Geovation was launched ten years ago by national mapping agency for Great Britain, Ordnance Survey, and now runs two high-profile (geotech and proptech) accelerators in collaboration with HM Land Registry and Registers of Scotland. Carly Morris, who made headlines as a finalist in the 2020 Everywoman Transport and Logistics awards, talks to Maddyness about zero-carbon transport and cities, why location data is crucial to all number of industries, and joining a new organisation remotely.
[Maddyness] What are the most exciting things going on in the world of Geovation right now?
[Carly] We recently welcomed a new cohort of startups onto our accelerator programme, and with that has come a whole new host of ideas and opportunities to explore. It’s always a fascinating time getting to know the founders and their businesses, so that we can deliver a programme that suits their needs.
The programme is running virtually this year, which has given us an opportunity to innovate – finding new ways of working, building online communities and even hosting online social events! The power of our network has come into its own and we’re working hard to deliver an amazing experience for our startups.
We are also preparing for our next callout for startups to join the accelerator programme, which will go live in January. We propel pre-seed or seed stage startups using location or property data to the next level, and urge interested entrepreneurs to keep an eye on our website or email us for further details.
How has your background and previous business experience prepared you for this role?
I came to Geovation from International Airlines Group, where I was Head of Innovation, leading emerging technology trials within their logistics business, as well as their Hangar 51 Accelerator Programme.
The experience of taking a problem from industry or society and working with startups to solve those problems, helping all parties involved to grow and learn in the process, is something I am taking into Geovation.
The transport and logistics industry that I have moved from is a huge user of location data, but the big difference with Geovation (and the big opportunity) is that location data is used and needed in so many other industries and businesses. Geovation is important whether you’re in utilities, healthcare or construction – everything happens somewhere, and I’m looking forward to working with and helping industry innovators to change the world using location data.

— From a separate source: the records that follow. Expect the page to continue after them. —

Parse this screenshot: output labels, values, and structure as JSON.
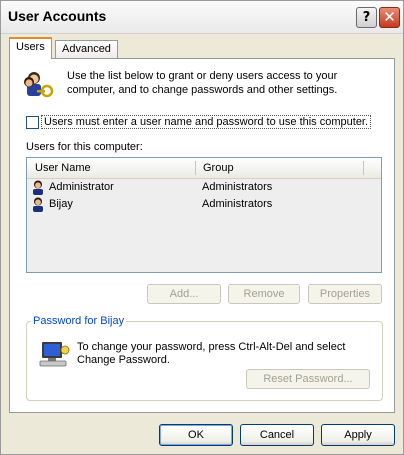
{
  "window": {
    "title": "User Accounts",
    "help_label": "?",
    "close_label": "✕"
  },
  "tabs": [
    {
      "label": "Users",
      "active": true
    },
    {
      "label": "Advanced",
      "active": false
    }
  ],
  "intro": {
    "line1": "Use the list below to grant or deny users access to your",
    "line2": "computer, and to change passwords and other settings.",
    "icon": "users-keys-icon"
  },
  "checkbox": {
    "label": "Users must enter a user name and password to use this computer.",
    "checked": false
  },
  "users_list": {
    "caption": "Users for this computer:",
    "columns": [
      "User Name",
      "Group"
    ],
    "rows": [
      {
        "name": "Administrator",
        "group": "Administrators"
      },
      {
        "name": "Bijay",
        "group": "Administrators"
      }
    ]
  },
  "list_buttons": {
    "add": "Add...",
    "remove": "Remove",
    "properties": "Properties"
  },
  "password_group": {
    "title": "Password for Bijay",
    "line1": "To change your password, press Ctrl-Alt-Del and select",
    "line2": "Change Password.",
    "reset_button": "Reset Password...",
    "icon": "computer-icon"
  },
  "footer": {
    "ok": "OK",
    "cancel": "Cancel",
    "apply": "Apply"
  }
}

Why is Geovation’s assistance so invaluable and important for startups?
Geovation gives startups everything they need for the best possible chance of success. We share experiences from fellow entrepreneurs to help them avoid mistakes; we help them create amazing technology with our in-house development team, and we connect them to our networks of industry partners and customers.
We have the backing of three major government departments: Ordnance Survey, HM Land Registry and Registers of Scotland, as well as the data and networks that come with that. With the intense level of support we give, our startups go on to achieve things that once might have felt impossible.

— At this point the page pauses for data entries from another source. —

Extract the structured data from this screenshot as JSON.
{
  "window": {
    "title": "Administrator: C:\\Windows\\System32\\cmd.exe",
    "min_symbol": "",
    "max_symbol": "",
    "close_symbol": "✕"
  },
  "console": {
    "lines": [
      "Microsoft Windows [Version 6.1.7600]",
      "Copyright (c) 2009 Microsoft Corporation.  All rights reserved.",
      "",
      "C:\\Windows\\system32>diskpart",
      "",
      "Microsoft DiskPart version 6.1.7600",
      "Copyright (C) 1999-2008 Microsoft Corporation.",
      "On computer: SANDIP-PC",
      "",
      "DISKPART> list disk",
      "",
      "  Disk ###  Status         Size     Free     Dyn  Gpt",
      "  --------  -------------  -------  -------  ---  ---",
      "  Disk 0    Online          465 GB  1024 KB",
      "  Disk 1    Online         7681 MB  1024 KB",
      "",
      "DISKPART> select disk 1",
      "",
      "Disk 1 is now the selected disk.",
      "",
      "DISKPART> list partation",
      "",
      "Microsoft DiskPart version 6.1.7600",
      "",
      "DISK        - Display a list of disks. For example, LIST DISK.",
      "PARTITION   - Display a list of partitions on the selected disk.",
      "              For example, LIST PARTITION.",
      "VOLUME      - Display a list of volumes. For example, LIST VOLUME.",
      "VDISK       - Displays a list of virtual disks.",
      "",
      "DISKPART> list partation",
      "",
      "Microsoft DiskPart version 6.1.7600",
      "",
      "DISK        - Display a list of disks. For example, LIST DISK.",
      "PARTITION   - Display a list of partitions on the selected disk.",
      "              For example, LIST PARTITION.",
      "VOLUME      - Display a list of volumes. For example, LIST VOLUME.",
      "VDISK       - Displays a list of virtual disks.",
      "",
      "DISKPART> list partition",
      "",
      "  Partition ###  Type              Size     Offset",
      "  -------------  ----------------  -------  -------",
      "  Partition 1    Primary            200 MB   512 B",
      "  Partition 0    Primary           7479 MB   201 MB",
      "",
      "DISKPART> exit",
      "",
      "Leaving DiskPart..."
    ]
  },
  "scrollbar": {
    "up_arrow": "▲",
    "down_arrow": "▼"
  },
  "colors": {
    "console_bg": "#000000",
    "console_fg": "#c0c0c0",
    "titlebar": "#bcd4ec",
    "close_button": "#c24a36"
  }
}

How can we incorporate sustainability and the need for zero carbon solutions into how we think about transport and cities? Is this a key concern for you as an innovation lead?
It is a key concern, but it represents a major opportunity. I love to see entrepreneurs with new ideas solving problems that industries and governments have been pondering for years, and environmental sustainability is a subject that affects us all.
Geovation was built on the mantra of ‘Think globally, Act locally, Scale sustainably’, and over the last decade Geovation has developed and supported startups that are tackling some of these very same problems.
The UK Government has just announced a £12B investment in this area, and the national development agendas, global development agendas and the UN Sustainable Development Goals (SDGs), are major drivers for us. Location data has an important role to play in all of this and we are in the prime position to facilitate that.
The quickest route to achieving sustainable development goals is through sharing expertise, technology and financial resources, and Geovation can be a big part of this.
What has it been like starting a new role during such a turbulent time?
There’s no doubt that starting a new role remotely can be daunting, but this feeling soon disappears once you roll up yourselves and get stuck in, particularly if you join a team as welcoming as Geovation.
They’re an incredibly motivated group all geared up to help businesses thrive for the greater good of society; whether that be creating new jobs, reducing plastic waste, improving the quality of the air we breathe or reducing homelessness. Things may be different right now, the future might be uncertain, but this presents the opportunity to try new things, to adapt and to grow.
What does the future of innovation look like post-COVID; are there any particular areas you’ll be focusing on?
Crisis creates opportunity, and if the past year has shown us anything, it’s that innovation is catapulted forward in this environment. Where people may have sadly lost their jobs, they have started new businesses and where innovation projects may have taken months, they now take weeks.
The financial crisis of 2009 saw the emergence of startups that became companies we now couldn’t imagine life without: Uber, WhatsApp, Airbnb, (and even Geovation started in 2009!). I expect to see the same surge of entrepreneurship emerging from this crisis, which Geovation is perfectly positioned to support, and I intend to focus on identifying and helping that talent coming through.
In the coming weeks I will also be continuing to work closely with our partners, our community and our teams to develop the future vision for Geovation and our areas of focus. All I can say is watch this space for now.